On Wikipedia when you search for Social Media you get redirected to Social Networks and yet it is a concept that has potential to change our society in the way that the theory of Evolution forever changed Darwin’s world and beyond. The idea that you can share information and ideas with just about anyone in the world just by typing on a keyboard is pretty incredible.
Except that isn’t what we have.
What we do have is sandboxes we play in that are own by some company. Sure some of these so-called social media playground providers might let you play in some-one else’s sandbox at the same time but the truth is we do so at their discretion. These companies own the box, they own the sand, and they own everything we do in them. There is nothing social about that at all.
For something to be truly social; as Doc Searls wrote this morning, they have to be : “NEA: Nobody owns them, Everybody can use them and Anybody can improve them”. As much as the social media mavens would like us to believe that things like Twitter and Facebook are the vanguard of a new socialization of citizen media they are far from it.
As Doc Searls points out:

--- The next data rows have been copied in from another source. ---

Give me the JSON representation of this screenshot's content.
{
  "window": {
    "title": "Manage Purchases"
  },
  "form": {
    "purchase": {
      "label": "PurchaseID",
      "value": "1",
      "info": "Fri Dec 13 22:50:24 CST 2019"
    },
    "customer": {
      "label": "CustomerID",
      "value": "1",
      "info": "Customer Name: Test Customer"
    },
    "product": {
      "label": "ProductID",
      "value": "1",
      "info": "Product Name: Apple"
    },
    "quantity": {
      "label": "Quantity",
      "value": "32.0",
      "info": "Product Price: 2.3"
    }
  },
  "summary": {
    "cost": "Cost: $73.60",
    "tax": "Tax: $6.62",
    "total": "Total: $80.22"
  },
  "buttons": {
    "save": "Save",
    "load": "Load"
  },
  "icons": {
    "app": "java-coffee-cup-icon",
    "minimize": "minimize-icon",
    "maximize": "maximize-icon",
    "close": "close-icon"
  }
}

Look at four other social things you can do on the Net (along with the standards and protocols that support them): email (SMTP, POP3, IMAP, MIME); blogging (HTTP, XML, RSS, Atom); podcasting (RSS); and instant messaging (IRC, XMPP, SIP/SIMPLE). Unlike private social media platforms, these are NEA: Nobody owns them, Everybody can use them and Anybody can improve them. That’s what makes them infrastructural and generative. (Even in cases where protocols were owned, such as by Dave Winer with RSS, efforts were made to remove ownership as an issue.)
The fact is that there is really nothing new about today’s so-called social media. Sure the bar of involvement might have been higher with things like IRC and IMs but lowering the bar of that involvement doesn’t equate a change for the better – especially when a company owns and controls the bar.